━━━━━ INPUT
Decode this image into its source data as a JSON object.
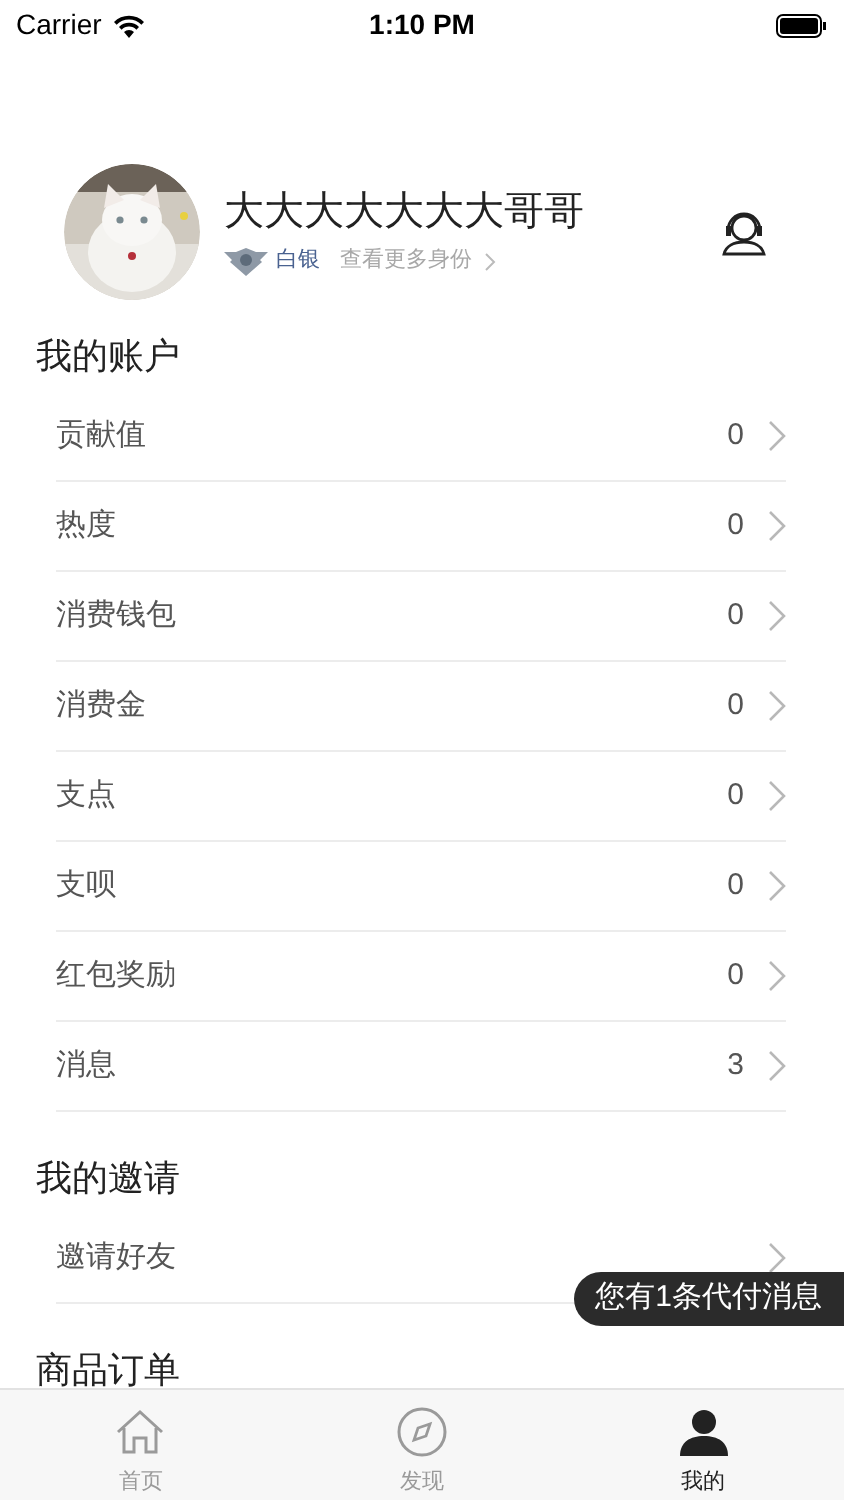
{
  "status_bar": {
    "carrier": "Carrier",
    "time": "1:10 PM"
  },
  "profile": {
    "name": "大大大大大大大哥哥",
    "level": "白银",
    "more": "查看更多身份"
  },
  "sections": [
    {
      "title": "我的账户",
      "rows": [
        {
          "label": "贡献值",
          "value": "0"
        },
        {
          "label": "热度",
          "value": "0"
        },
        {
          "label": "消费钱包",
          "value": "0"
        },
        {
          "label": "消费金",
          "value": "0"
        },
        {
          "label": "支点",
          "value": "0"
        },
        {
          "label": "支呗",
          "value": "0"
        },
        {
          "label": "红包奖励",
          "value": "0"
        },
        {
          "label": "消息",
          "value": "3"
        }
      ]
    },
    {
      "title": "我的邀请",
      "rows": [
        {
          "label": "邀请好友"
        }
      ]
    },
    {
      "title": "商品订单"
    }
  ],
  "toast": "您有1条代付消息",
  "tabs": [
    {
      "label": "首页",
      "selected": false
    },
    {
      "label": "发现",
      "selected": false
    },
    {
      "label": "我的",
      "selected": true
    }
  ]
}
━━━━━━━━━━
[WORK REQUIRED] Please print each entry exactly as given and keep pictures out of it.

[RESPONSE AREA]
Decode this image into its source data as a JSON object.
{
  "status_bar": {
    "carrier": "Carrier",
    "time": "1:10 PM"
  },
  "profile": {
    "name": "大大大大大大大哥哥",
    "level": "白银",
    "more": "查看更多身份"
  },
  "sections": [
    {
      "title": "我的账户",
      "rows": [
        {
          "label": "贡献值",
          "value": "0"
        },
        {
          "label": "热度",
          "value": "0"
        },
        {
          "label": "消费钱包",
          "value": "0"
        },
        {
          "label": "消费金",
          "value": "0"
        },
        {
          "label": "支点",
          "value": "0"
        },
        {
          "label": "支呗",
          "value": "0"
        },
        {
          "label": "红包奖励",
          "value": "0"
        },
        {
          "label": "消息",
          "value": "3"
        }
      ]
    },
    {
      "title": "我的邀请",
      "rows": [
        {
          "label": "邀请好友"
        }
      ]
    },
    {
      "title": "商品订单"
    }
  ],
  "toast": "您有1条代付消息",
  "tabs": [
    {
      "label": "首页",
      "selected": false
    },
    {
      "label": "发现",
      "selected": false
    },
    {
      "label": "我的",
      "selected": true
    }
  ]
}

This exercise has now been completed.